During yesterday’s Finance Committee debate over the latest iteration of the Senate’s billion-dollar tax cut plan, the bill’s sponsors repeatedly referenced the need to improve North Carolina’s economic competitiveness as the chief reason to cut income taxes. While generating new job creation and economic growth is clearly a top priority for North Carolina, deep tax cuts to corporate and personal income tax rates are just not an effective way to accomplish these goals.
Much of the “evidence” tax cut proponents have cited in support of their proposals have been thoroughly debunked—both by the research of academic economists and the actual experience of states that pursued these policies. For example, out-of-state groups like the Tax Foundation have misleadingly claimed that “23 of 26” academic studies have shown that taxes hurt economic growth, but it turns out that these studies were either misquoted, cherry-picked, or failed to address the issue of tax policy at the state level.

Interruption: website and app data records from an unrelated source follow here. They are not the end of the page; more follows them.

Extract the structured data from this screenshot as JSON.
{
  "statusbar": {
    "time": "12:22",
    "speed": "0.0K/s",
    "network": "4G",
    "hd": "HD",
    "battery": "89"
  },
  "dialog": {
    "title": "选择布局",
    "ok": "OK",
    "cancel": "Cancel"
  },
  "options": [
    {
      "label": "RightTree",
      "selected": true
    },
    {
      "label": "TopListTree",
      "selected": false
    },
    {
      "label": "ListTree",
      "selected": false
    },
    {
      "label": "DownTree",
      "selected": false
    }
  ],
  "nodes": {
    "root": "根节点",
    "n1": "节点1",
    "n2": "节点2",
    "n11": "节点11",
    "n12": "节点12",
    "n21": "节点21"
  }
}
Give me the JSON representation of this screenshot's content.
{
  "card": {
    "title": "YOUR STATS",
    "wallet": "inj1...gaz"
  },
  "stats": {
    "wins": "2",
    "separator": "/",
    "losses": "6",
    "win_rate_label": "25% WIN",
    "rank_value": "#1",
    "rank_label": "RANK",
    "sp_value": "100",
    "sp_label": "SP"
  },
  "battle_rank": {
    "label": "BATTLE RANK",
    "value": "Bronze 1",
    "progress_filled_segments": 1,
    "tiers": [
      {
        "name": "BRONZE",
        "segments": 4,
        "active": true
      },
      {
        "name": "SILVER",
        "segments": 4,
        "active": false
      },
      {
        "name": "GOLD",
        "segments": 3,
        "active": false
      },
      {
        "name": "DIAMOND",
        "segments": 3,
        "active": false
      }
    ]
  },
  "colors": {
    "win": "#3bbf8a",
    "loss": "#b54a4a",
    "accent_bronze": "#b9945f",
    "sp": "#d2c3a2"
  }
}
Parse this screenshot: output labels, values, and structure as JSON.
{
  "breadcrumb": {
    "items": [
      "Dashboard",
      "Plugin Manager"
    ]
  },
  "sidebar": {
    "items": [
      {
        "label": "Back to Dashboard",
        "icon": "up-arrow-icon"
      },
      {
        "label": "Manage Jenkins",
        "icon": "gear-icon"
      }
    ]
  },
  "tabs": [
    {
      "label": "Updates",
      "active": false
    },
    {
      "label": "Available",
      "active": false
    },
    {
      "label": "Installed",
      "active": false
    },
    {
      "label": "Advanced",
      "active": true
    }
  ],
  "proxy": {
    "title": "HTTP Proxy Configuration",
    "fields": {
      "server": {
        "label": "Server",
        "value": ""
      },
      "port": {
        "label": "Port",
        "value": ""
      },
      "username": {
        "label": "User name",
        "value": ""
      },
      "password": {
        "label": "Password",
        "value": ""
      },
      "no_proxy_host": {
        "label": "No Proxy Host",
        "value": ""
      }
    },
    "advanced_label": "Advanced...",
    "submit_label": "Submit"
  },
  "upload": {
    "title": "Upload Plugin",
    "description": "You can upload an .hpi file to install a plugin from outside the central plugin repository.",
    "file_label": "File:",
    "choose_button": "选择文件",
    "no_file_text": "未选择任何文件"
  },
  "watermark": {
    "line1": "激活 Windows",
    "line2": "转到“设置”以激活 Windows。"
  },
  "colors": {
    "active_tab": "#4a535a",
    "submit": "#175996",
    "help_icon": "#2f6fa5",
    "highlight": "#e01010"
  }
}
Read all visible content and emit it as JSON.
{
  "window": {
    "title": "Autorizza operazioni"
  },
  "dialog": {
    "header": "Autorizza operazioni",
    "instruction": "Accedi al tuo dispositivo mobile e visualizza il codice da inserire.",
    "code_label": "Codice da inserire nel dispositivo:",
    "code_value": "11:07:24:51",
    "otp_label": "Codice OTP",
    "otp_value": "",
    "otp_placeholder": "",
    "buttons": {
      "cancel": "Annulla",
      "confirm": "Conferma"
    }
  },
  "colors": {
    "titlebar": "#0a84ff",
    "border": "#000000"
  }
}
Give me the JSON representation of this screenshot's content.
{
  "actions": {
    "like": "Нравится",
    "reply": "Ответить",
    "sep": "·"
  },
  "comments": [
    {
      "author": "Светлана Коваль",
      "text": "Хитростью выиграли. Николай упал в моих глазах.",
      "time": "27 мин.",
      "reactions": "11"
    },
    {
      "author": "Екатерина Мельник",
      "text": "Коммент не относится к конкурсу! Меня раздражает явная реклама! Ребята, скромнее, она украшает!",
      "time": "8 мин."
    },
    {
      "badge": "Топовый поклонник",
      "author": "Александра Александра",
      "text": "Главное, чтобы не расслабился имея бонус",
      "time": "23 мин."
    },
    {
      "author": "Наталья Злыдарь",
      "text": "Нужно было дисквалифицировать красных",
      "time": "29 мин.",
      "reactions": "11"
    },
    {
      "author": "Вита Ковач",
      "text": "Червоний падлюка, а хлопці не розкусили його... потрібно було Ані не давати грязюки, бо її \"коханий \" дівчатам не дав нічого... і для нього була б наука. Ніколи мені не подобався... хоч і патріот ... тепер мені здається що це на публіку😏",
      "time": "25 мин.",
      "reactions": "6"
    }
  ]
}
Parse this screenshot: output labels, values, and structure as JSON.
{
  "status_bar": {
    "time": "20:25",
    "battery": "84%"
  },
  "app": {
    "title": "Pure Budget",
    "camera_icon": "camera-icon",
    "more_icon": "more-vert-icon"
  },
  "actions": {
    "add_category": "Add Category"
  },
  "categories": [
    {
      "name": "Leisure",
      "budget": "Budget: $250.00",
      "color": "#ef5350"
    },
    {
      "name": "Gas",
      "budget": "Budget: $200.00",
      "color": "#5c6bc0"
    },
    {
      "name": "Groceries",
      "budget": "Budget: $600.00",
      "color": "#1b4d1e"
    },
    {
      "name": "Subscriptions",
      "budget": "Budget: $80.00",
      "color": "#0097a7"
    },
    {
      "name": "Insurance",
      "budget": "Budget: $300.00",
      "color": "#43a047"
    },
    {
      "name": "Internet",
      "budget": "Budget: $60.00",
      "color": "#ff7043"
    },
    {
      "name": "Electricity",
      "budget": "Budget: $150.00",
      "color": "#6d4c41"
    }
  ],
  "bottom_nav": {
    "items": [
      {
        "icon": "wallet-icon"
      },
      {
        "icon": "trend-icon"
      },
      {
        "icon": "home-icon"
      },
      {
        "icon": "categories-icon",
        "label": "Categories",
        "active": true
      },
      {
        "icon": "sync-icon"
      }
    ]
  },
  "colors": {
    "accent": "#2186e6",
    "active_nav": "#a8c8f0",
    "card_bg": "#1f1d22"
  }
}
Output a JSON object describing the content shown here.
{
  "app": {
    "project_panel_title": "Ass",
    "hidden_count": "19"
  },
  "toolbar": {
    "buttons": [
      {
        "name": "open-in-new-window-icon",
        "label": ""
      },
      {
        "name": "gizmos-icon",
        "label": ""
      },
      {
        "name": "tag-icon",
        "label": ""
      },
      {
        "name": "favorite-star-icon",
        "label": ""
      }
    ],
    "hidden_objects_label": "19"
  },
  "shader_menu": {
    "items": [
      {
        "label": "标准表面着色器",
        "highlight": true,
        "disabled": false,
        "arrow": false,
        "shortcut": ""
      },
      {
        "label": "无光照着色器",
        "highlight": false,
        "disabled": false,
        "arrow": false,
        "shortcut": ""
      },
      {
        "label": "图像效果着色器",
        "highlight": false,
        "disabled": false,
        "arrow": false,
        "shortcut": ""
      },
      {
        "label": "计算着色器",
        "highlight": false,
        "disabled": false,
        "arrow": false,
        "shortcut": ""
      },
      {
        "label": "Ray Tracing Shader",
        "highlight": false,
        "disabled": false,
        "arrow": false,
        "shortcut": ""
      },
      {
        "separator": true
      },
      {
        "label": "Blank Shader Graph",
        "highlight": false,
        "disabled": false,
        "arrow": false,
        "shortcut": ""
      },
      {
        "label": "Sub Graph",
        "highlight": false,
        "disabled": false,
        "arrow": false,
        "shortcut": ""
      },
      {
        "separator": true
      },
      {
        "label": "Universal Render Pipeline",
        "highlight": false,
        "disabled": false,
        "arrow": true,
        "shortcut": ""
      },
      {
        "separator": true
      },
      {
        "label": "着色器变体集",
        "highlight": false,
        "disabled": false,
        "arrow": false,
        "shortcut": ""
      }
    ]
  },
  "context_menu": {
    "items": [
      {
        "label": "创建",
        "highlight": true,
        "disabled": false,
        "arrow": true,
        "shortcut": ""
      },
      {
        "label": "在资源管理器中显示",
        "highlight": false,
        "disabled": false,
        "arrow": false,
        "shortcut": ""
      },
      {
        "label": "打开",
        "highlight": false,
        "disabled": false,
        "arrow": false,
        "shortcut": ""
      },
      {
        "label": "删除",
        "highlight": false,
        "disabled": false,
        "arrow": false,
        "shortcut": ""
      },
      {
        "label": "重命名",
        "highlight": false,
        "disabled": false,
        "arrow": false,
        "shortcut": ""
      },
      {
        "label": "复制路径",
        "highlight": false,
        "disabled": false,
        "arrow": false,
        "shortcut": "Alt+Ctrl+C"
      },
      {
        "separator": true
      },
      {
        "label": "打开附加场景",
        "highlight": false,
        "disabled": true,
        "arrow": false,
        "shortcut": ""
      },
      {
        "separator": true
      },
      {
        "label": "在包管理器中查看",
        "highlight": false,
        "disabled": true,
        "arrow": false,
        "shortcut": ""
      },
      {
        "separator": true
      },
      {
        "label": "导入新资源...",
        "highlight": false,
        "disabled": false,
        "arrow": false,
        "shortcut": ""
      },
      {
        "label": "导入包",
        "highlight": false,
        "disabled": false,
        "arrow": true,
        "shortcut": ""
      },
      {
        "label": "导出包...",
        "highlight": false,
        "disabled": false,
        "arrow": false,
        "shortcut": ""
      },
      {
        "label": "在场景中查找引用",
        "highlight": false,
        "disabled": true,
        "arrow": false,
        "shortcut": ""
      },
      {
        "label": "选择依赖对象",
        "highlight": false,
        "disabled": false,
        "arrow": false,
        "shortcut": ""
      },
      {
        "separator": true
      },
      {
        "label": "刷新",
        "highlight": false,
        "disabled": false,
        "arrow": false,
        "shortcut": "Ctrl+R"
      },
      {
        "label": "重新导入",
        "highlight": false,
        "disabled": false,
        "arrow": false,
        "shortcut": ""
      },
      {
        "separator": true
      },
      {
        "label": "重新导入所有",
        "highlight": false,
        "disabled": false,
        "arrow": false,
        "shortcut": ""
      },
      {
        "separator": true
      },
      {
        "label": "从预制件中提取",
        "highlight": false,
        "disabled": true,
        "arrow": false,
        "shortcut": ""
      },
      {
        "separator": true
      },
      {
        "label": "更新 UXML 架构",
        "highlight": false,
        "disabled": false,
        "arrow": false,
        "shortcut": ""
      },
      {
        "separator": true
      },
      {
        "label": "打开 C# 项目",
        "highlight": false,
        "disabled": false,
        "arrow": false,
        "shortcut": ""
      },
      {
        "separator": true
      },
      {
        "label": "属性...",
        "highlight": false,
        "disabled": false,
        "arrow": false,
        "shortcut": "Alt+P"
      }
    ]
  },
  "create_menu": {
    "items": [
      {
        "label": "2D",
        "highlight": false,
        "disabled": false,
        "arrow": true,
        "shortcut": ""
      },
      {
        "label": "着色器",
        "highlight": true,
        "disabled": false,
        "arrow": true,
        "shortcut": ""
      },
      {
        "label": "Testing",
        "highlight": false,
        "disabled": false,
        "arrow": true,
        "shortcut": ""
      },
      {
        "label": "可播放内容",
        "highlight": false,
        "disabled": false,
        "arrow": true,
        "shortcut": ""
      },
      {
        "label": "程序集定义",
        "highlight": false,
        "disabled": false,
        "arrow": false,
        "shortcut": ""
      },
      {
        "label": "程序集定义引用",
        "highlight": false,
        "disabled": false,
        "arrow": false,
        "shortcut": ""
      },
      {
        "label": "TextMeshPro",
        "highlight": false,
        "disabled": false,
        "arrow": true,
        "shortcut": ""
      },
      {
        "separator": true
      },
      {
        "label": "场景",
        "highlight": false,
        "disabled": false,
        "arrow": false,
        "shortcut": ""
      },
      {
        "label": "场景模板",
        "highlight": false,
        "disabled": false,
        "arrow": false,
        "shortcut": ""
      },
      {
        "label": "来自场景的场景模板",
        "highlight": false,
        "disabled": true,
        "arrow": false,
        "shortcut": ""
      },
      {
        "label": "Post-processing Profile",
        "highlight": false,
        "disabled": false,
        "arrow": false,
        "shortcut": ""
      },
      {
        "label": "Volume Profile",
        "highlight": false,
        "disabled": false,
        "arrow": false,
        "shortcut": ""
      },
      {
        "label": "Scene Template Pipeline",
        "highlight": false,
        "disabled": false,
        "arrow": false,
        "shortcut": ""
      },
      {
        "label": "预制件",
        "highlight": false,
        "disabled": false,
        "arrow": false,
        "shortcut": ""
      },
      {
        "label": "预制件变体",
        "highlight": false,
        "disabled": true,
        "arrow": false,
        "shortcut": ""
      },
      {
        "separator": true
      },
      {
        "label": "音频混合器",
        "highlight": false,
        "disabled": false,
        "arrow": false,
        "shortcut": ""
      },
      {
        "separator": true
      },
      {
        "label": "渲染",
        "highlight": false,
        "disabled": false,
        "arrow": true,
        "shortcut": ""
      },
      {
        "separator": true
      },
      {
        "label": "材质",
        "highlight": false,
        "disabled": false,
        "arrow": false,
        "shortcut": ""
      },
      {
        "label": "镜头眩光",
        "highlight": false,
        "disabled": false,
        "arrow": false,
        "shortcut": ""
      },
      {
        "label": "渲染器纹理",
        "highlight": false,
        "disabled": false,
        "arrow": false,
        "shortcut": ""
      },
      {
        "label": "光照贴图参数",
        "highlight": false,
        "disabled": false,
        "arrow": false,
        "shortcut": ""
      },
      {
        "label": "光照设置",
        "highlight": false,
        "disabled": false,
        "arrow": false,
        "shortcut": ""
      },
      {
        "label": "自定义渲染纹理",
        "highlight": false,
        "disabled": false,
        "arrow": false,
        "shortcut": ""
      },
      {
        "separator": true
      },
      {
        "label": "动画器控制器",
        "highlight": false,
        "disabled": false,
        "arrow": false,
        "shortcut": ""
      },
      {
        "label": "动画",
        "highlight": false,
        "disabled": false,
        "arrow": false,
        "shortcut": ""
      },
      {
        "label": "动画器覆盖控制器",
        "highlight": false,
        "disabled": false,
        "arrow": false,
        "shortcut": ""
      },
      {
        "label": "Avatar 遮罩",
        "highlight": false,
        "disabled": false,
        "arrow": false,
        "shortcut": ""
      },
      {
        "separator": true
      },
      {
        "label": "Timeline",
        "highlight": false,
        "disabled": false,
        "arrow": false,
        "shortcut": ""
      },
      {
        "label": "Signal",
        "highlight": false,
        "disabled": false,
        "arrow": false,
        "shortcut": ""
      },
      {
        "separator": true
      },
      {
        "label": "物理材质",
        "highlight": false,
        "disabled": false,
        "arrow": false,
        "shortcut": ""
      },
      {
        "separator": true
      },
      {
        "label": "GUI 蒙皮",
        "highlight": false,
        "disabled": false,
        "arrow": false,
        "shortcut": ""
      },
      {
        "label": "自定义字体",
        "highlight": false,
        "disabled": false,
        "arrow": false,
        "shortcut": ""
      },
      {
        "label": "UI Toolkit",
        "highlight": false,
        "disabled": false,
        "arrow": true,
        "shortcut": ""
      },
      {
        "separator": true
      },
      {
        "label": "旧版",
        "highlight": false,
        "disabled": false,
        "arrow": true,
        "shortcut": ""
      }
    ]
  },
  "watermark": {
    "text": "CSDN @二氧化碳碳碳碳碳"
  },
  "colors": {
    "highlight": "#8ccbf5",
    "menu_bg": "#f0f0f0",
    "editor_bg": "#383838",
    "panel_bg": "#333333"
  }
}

Instead, a full look at the evidence reveals that tax cuts just don’t deliver. A panel of highly-respected economists from the state’s leading universities came before the Senate Finance committee last month and gave their much more rigorous and informed response—one also at odds with the Tax Foundation study and the views of Senate leadership. In their experience, these economists said, there was no economic consensus that cutting taxes would lead to improved economic growth. And they also noted that it would be important to consider the negative effects of reducing state spending if that was the way tax cuts were “paid for.”